The inspection took place on 17 and 22 December 2014 and was unannounced. The inspection visit on 22 December was undertaken during the evening.
The service was last inspected on 31 July 2014 when it was found to be in breach of a number of regulations which relate to people’s care and welfare, quality assurance, record keeping and staffing. We asked the service to take urgent action to improve the care and welfare for people and we checked this at an inspection carried out on 26 September 2014. We found that improvements had been made but we still remained concerned about some aspects of people’s care and welfare and so we set a compliance action and asked the provider to send us an action plan outlining how they intended to continue to improve.
At this inspection we checked to see if the service had carried out the required actions to bring about improvements in the service. We found that there was evidence of improvement but that some further improvements were required
The service provides accommodation and nursing care for up to 60 people, some of whom are living with dementia. At the time of our inspection there were 27 people resident. The service is divided into four almost identical wings. Only three were being used and each unit led on to a communal area with a café and other communal facilities.
The service has had a number of managers since it opened in June 2014 but has not had a registered manager in post since September 2014. A registered manager is a person who has registered with the Care Quality Commission to manage the service.

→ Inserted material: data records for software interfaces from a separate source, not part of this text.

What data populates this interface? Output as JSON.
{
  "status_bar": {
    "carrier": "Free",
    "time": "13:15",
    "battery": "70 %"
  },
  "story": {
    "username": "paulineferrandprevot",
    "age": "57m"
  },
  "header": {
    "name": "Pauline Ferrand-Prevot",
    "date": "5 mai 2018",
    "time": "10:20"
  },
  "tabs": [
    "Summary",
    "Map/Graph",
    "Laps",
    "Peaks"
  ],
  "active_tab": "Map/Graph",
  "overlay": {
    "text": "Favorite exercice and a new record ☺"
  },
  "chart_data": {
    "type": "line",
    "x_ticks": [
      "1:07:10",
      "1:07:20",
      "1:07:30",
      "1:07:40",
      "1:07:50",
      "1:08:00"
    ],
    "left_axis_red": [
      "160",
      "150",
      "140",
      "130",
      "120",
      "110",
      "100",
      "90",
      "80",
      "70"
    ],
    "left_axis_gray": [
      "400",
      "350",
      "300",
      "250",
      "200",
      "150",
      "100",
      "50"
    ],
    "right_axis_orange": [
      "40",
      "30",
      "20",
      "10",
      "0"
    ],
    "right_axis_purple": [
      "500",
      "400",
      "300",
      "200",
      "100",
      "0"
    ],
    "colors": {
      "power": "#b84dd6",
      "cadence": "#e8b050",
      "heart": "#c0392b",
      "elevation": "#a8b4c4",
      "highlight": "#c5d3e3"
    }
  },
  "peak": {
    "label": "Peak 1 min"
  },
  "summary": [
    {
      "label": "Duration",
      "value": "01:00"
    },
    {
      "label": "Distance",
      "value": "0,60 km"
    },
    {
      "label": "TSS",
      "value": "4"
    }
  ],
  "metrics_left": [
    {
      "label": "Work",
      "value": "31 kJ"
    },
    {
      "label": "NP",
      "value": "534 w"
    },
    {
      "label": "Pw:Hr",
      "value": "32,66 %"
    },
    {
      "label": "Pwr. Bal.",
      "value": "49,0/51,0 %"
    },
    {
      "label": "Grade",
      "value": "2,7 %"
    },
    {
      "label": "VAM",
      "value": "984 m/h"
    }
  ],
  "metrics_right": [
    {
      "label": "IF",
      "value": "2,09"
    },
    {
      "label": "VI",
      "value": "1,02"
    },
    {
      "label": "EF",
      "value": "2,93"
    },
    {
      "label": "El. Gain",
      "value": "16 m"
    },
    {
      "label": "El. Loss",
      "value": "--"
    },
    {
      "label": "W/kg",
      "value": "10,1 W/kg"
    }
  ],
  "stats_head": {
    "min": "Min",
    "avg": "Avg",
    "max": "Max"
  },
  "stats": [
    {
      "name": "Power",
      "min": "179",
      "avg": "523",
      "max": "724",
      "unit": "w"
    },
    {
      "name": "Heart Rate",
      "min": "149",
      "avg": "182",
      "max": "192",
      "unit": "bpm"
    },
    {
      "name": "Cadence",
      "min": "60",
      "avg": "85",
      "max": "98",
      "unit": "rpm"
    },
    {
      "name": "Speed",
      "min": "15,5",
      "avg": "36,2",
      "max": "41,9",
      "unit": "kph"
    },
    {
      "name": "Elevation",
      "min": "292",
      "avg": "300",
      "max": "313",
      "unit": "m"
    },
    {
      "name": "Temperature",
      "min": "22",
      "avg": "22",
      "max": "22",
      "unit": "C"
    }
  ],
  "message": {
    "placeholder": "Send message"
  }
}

Like registered providers, they are ‘registered persons’. Registered persons have legal responsibility for meeting the requirements in the Health and Social Care Act 2008 and associated Regulations about how the service is run. The current manager is temporary and will remain in post until a permanent manager is appointed.
We found that staffing levels meant that sometimes people were left without the staff support they needed.
Medicines were managed well for most people but we were concerned that some errors had not been noticed or investigated by staff. We also found that medicines were being given to people later than their prescribed times which could have placed people at risk.
Staff were trained in safeguarding people from abuse. We found that some potentially harmful substances were accessible to people living with dementia. Other risks were assessed and action taken to reduce the risks to the people who used the service. The recruitment process included checks which aimed to make sure that staff could be employed without posing a risk to people.
Staff received the training they needed to carry out their roles and new staff received an induction. Some staff demonstrated an in depth knowledge of the people they were supporting and caring for while others did not.
We saw that staff demonstrated that they understood the Mental Capacity Act 2005 (MCA) and the Deprivation of Liberty Safeguards DoLS) and acted in accordance with them. The MCA ensures that, where people lack capacity to make decisions for themselves, decisions are made in their best interests according to a structured process. DoLS ensure that people are not unlawfully deprived of their liberty and where restrictions are required to protect people and keep them safe, this is done in line with legislation.
People who used the service were very positive about the food and were able to exercise choice about their meals. Special diets were well catered for but we some people did not get the support or prompting they needed to eat their meals. People identified as being at risk of not eating enough were promptly referred to the dietician and monitored. People were also supported to access other healthcare professionals when they needed them.
We found the majority of staff to be caring and committed. People were treated respectfully but people were not always encouraged to be independent or involved in the daily life of the service. People, and their relatives, were unhappy with the lack of things to do and were not supported to follow their own interests and hobbies..
People, or their relatives, were involved in assessing and planning care and had opportunities to meet with staff and review progress.
Formal complaints were managed well but some people found the response to concerns which were raised informally less so
The manager had begun to try to change the culture of the service and had introduced some new initiatives and had improved communication. People were confused due to the large amount of changes in management since the service opened. Most of the people who used the service did not know who the new manager was and had not had formal opportunities to meet with her. Quality assurance systems had not picked up some of the concerns we found on inspection.
We found continued breaches of regulations which relate to record keeping and staffing, as well as a breach of regulation which concerns the management of medicines. You can see what action we have told the provider to take at the back of this report.